- 1⁄3 cup plus 2 to 3 tablespoons brandy
- 2 cinnamon sticks, each broken in half
- 8 black peppercorns
- 12 ounces fresh cranberries, picked over
- 3 ⁄4 cup packed light brown sugar
- 2 medium Bartlett pears, peeled
- 1⁄2 cup chopped walnuts, toasted
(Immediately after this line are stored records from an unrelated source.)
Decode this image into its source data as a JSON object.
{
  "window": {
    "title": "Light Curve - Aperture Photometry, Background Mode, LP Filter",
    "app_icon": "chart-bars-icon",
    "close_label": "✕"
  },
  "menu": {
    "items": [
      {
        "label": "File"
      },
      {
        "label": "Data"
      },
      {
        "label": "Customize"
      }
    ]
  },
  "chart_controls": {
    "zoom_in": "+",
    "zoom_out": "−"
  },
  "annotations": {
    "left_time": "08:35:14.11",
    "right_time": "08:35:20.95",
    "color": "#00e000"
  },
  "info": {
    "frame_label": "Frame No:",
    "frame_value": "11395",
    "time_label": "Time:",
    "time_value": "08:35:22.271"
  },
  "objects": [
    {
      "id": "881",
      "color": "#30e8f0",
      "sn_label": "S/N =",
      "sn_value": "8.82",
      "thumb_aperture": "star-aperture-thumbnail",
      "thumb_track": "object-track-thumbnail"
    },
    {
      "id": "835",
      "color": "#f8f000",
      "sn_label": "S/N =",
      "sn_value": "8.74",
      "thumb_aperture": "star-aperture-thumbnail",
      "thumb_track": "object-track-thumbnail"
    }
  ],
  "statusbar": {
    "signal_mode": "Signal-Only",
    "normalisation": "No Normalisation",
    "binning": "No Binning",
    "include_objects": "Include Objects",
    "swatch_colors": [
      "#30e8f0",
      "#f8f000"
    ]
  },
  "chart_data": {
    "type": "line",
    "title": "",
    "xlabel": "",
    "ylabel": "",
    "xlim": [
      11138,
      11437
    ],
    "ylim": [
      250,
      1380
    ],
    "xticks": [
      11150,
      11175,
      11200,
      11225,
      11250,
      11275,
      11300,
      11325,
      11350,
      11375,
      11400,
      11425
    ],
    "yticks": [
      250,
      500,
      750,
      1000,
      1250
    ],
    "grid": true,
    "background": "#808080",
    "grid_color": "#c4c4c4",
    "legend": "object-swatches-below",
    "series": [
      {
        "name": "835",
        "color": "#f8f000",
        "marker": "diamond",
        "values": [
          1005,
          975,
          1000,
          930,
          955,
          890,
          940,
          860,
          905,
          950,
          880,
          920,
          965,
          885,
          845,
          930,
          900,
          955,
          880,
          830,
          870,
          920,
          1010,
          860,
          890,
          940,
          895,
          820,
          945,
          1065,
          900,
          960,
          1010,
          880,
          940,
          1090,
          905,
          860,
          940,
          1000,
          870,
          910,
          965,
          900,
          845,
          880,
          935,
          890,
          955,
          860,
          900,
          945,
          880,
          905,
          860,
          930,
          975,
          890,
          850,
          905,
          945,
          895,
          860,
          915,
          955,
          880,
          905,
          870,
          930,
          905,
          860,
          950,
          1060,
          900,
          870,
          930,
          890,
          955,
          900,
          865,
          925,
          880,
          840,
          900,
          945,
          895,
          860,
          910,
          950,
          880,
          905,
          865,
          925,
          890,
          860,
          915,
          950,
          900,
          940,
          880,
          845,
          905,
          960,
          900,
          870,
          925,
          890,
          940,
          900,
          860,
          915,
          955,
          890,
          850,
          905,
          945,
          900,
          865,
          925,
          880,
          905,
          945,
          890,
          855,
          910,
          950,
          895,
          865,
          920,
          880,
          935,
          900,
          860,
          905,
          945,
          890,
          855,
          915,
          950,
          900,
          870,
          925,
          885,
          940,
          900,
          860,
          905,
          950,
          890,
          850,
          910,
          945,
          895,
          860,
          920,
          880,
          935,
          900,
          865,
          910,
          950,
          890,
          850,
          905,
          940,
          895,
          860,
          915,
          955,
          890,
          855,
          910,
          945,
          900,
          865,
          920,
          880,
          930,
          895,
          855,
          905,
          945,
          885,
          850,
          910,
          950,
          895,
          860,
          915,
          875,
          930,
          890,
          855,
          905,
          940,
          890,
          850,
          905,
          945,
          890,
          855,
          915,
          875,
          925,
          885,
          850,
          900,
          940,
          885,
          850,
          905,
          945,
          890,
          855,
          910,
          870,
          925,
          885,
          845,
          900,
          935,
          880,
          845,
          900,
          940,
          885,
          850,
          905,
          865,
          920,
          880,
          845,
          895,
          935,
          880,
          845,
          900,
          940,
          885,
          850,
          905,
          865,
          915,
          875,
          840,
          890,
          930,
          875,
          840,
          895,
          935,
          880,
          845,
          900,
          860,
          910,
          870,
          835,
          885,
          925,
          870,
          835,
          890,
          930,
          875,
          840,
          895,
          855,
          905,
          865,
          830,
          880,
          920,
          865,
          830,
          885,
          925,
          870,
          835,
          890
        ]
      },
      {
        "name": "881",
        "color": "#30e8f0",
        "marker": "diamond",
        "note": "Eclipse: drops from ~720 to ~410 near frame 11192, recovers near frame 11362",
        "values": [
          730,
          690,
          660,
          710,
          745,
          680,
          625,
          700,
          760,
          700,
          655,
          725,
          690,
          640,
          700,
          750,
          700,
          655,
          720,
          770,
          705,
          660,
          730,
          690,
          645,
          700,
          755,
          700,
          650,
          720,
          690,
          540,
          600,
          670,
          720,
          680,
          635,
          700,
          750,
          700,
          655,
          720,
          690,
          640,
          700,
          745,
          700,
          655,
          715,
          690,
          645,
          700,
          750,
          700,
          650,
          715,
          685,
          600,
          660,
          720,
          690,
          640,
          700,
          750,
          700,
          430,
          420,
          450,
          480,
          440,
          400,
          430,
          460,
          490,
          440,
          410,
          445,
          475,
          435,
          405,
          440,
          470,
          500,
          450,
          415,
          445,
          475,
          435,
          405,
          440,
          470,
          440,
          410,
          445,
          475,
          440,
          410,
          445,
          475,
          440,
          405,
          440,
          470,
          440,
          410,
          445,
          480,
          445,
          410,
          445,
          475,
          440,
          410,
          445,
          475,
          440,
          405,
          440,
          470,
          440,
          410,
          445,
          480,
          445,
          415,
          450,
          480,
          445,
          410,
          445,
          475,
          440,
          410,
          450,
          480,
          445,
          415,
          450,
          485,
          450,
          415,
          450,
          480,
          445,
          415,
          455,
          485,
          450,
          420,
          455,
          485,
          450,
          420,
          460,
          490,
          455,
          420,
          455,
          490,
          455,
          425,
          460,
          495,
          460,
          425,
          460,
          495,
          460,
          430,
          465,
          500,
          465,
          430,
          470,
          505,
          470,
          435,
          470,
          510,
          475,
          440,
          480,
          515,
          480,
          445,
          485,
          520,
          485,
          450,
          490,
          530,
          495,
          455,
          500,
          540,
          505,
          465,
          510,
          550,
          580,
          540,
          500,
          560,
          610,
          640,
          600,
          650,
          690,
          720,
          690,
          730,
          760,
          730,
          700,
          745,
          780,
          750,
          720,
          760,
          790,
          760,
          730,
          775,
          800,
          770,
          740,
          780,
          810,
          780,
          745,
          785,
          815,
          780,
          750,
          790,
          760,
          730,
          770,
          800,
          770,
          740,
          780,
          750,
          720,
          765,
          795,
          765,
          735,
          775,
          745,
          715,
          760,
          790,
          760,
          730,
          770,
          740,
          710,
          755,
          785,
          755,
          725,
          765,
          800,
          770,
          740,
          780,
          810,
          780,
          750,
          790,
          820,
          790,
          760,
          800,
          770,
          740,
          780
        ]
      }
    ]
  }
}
Measure 1/3 cup brandy in a liquid measuring cup; add enough water to reach 1/2 cup liquid total. Set aside. Place the cinnamon sticks and peppercorns in the center of a small piece of cheesecloth or into a large tea bag and tie closed using kitchen twine. In a medium saucepan, combine the cranberries, brown sugar, and cinnamon-pepper bundle. Using the large holes on a box grater, grate the pears into the saucepan. Stir in the brandy-water mixture.Bring to a boil over high heat, reduce the heat to medium and cook, stirring occasionally, for 10 to 12 minutes, or until the cranberries have burst and the mixture has combined. Remove from the heat. Stir in the remaining 2 to 3 tablespoons brandy. Let cool. Remove and discard the cinnamon-pepper bundle. Stir in all but 1 tablespoon of the toasted walnuts. Transfer the mixture to a small serving bowl and sprinkle with the remaining walnuts.
The sauce can be made a day or two ahead.Notlazy.rustic: "When choosing the pears, I look for ones that are ripe, but still firm. And, feel free to play with the brandy to make the sauce as boozy (or not) as you want."
- 12 tablespoons unsalted butter, plus more for greasing the pan
- 2 Granny Smith apples
- Juice of 1 lemon
- 3 ⁄4 cup maple sugar (you may substitute raw sugar, or muscovado is great)
- 3 large organic eggs, separated
- 1 1⁄3 cups ground almonds
- 1 teaspoon baking powder
- 2 tablespoons rum, brandy, or Calvados
- Confectioners' sugar, for dusting
- Whipped cream or ice cream, for serving
Heat the oven to 300 degrees F. Butter an 8-inch springform cake pan with a removable base. Peel, quarter, and core the apples. Cut 2 of the quarters into thin slices, toss in a bowl with a splash of lemon juice, and set aside. Slice the remaining apple quarters more thickly into 1/4-inch cubes. Toss in a separate bowl with a splash of lemon juice. Sprinkle with 1 tablespoon of the maple sugar and set aside for 10 minutes.Cream the butter and remaining maple sugar together until light and fluffy. Beat in the egg yolks and then incorporate the ground almonds and baking powder, working the mixture as little as possible to keep it light. Transfer the mixture to a large bowl.In another bowl, beat the egg whites until stiff. Fold half into the cake mixture and then fold in the remainder. Add the rum and any juice given out by the thicker chunks of apple. Gently fold the chunks into the mixture. Transfer to the prepared cake pan and smooth the surface. Drain the reserved apple slices and arrange on top of the cake, fanning out the slices in a circle. Bake for 1 hour and 15 minutes, or until the cake is golden and a skewer comes out clean.Run a knife around the edge of the cake and leave it to cool for several hours before serving. If you'd like to serve it warm, you may reheat it. It keeps well in a covered container. Dust the cake with confectioners' sugar and serve with whipped cream or ice cream.
Colombedujour said her cake is also excellent with brandy or Calvados instead of rum, and that serving it with ice cream or whipped cream is essential. We couldn't agree more! She also pointed out that the cake comes out wonderfully crumbly and tender, but you need to allow it to cool completely or it may be too crumbly to slice.